▶ [What you need to do]:
Pull out each line of the records holding the string "ProgressBar".

Extracted records

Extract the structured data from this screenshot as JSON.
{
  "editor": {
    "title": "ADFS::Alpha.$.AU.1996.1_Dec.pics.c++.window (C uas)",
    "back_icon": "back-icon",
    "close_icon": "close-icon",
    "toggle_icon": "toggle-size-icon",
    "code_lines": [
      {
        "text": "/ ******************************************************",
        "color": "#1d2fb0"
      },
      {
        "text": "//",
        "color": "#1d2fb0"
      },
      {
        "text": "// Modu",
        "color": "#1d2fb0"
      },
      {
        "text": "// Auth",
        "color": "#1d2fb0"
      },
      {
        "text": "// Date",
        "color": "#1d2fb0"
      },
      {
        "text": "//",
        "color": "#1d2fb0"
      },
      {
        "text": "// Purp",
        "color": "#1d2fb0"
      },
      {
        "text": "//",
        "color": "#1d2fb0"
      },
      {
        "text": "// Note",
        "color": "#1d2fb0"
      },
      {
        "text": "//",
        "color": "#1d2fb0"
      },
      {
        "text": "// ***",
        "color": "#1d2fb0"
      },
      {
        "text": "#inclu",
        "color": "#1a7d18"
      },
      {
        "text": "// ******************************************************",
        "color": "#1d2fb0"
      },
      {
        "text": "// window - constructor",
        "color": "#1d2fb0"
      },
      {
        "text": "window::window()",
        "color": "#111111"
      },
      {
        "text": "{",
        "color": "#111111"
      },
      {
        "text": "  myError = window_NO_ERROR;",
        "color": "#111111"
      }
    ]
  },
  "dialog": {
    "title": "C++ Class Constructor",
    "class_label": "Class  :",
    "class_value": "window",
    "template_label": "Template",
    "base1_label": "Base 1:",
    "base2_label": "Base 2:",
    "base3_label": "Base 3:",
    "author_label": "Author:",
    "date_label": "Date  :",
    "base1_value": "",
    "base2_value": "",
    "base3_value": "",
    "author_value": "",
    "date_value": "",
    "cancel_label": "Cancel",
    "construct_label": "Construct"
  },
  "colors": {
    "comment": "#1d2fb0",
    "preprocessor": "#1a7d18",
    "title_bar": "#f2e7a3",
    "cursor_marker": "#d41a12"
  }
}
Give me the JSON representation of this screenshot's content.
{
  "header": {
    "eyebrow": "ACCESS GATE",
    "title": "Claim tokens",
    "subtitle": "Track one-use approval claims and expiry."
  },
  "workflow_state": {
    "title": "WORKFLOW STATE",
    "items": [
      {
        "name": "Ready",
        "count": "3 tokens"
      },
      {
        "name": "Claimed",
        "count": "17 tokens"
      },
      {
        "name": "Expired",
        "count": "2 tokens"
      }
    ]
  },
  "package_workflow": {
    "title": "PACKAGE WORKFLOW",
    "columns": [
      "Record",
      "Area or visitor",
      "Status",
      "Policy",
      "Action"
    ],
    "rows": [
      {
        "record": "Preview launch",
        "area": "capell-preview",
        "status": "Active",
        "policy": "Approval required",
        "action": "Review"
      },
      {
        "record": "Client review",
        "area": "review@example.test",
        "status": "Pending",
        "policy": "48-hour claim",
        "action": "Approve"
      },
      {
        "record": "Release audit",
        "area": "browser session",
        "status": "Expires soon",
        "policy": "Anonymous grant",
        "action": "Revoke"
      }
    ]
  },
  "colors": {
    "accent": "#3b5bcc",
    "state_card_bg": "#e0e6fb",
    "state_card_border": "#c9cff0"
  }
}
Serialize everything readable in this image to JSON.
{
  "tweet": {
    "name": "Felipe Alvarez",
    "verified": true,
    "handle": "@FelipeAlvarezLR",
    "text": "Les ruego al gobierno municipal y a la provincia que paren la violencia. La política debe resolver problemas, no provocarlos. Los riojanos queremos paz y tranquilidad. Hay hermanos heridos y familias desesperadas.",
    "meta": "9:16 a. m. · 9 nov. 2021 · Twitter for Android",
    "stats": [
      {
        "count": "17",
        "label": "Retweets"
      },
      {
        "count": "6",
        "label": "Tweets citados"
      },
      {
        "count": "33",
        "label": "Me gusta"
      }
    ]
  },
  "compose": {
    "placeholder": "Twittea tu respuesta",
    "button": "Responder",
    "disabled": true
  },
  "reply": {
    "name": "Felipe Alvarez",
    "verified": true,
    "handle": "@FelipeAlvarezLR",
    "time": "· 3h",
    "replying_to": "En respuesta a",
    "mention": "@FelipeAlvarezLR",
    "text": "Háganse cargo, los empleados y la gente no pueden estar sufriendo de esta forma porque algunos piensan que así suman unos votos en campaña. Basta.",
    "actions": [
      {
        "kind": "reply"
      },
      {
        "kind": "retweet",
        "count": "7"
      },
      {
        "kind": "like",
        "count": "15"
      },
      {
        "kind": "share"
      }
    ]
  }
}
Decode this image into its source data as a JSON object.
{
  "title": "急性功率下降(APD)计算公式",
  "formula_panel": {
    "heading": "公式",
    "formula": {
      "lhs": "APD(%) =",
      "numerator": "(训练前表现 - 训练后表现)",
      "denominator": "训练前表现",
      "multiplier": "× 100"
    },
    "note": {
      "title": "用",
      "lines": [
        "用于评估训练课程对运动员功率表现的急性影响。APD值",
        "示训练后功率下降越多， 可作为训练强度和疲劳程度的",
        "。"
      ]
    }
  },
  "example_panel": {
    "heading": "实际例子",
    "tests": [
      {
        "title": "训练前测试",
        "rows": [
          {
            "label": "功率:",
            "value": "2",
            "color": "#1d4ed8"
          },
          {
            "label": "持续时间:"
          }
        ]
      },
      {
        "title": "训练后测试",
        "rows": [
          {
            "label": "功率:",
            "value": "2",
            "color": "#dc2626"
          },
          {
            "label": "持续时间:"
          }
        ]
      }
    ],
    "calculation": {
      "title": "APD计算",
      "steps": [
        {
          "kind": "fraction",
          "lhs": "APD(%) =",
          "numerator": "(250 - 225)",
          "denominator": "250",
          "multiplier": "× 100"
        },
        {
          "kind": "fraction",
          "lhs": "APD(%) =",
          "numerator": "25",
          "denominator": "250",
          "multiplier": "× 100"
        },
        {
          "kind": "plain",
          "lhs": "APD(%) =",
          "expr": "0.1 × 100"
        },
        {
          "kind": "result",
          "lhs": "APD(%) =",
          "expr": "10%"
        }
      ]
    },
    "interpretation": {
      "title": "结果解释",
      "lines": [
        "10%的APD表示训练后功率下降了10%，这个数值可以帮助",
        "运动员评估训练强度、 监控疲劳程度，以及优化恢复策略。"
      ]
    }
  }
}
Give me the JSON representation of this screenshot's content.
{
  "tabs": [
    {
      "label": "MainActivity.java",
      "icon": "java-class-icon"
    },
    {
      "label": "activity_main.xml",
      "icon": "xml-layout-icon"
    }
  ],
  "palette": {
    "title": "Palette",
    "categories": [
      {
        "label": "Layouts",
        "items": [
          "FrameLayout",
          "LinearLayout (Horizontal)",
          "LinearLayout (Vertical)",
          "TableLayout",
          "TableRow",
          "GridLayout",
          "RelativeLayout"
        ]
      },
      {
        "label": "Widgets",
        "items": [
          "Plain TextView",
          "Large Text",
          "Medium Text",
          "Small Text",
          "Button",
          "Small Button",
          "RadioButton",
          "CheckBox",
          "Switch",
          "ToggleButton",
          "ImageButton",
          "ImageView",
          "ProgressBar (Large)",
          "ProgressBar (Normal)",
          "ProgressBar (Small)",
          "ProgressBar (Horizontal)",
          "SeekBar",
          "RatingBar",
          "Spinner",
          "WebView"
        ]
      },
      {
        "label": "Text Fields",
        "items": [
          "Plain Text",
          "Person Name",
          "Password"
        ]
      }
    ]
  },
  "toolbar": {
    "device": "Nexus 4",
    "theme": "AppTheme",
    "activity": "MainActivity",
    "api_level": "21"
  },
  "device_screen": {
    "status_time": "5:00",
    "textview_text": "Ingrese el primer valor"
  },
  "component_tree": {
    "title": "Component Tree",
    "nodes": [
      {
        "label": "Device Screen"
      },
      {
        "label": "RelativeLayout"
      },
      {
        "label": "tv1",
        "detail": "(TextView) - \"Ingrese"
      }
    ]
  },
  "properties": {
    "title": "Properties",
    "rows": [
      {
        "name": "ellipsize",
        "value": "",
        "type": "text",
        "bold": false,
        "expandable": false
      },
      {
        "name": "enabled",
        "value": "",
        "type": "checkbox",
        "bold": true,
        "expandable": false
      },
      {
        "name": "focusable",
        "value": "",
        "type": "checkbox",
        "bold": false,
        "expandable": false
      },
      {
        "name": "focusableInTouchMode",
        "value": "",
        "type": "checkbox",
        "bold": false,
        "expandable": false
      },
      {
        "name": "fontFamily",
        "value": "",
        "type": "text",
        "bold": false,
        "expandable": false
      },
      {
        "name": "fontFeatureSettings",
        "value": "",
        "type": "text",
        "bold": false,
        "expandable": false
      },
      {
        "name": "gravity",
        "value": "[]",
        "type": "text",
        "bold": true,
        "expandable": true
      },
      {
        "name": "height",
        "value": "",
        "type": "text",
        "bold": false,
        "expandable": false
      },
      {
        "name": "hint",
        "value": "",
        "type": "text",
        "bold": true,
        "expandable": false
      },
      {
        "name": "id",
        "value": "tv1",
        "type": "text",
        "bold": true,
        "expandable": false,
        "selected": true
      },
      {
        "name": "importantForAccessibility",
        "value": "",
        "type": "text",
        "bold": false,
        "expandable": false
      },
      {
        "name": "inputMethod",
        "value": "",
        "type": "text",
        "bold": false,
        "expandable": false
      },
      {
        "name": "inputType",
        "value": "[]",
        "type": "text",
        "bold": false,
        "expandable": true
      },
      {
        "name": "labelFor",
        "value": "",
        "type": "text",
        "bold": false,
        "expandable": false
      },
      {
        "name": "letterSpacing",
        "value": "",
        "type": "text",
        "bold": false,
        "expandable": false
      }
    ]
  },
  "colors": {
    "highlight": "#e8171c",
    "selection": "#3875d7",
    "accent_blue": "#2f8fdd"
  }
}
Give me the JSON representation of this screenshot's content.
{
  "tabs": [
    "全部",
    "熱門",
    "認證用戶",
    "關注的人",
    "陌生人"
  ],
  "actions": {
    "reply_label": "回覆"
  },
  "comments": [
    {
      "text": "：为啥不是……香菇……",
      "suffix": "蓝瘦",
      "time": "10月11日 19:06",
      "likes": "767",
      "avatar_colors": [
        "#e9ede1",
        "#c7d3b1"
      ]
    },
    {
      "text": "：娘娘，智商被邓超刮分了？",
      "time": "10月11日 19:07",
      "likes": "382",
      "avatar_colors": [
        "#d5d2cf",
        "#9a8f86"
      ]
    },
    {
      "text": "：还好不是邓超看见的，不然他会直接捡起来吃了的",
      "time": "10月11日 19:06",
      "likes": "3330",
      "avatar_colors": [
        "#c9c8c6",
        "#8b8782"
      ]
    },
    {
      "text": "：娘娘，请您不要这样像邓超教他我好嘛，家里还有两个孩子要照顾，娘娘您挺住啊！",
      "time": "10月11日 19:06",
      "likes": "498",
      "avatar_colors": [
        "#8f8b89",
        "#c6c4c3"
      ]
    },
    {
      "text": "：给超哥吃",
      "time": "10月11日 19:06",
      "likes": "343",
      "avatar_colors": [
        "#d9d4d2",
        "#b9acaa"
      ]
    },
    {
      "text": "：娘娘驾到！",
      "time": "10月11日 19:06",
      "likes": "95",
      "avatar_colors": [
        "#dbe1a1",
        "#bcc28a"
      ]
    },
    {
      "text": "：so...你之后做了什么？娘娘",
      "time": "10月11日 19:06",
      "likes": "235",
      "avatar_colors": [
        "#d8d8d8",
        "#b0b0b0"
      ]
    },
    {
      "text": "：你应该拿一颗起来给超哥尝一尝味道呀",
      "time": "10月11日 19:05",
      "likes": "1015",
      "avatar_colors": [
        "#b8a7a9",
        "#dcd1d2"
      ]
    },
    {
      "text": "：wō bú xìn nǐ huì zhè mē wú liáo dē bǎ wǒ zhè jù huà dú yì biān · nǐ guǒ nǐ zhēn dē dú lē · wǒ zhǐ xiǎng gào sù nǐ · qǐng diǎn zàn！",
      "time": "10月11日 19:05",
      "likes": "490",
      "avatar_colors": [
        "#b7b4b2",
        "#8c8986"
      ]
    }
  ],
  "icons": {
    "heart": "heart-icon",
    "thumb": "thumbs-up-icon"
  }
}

▶ [Exercise response]:
          "ProgressBar (Large)",
          "ProgressBar (Normal)",
          "ProgressBar (Small)",
          "ProgressBar (Horizontal)",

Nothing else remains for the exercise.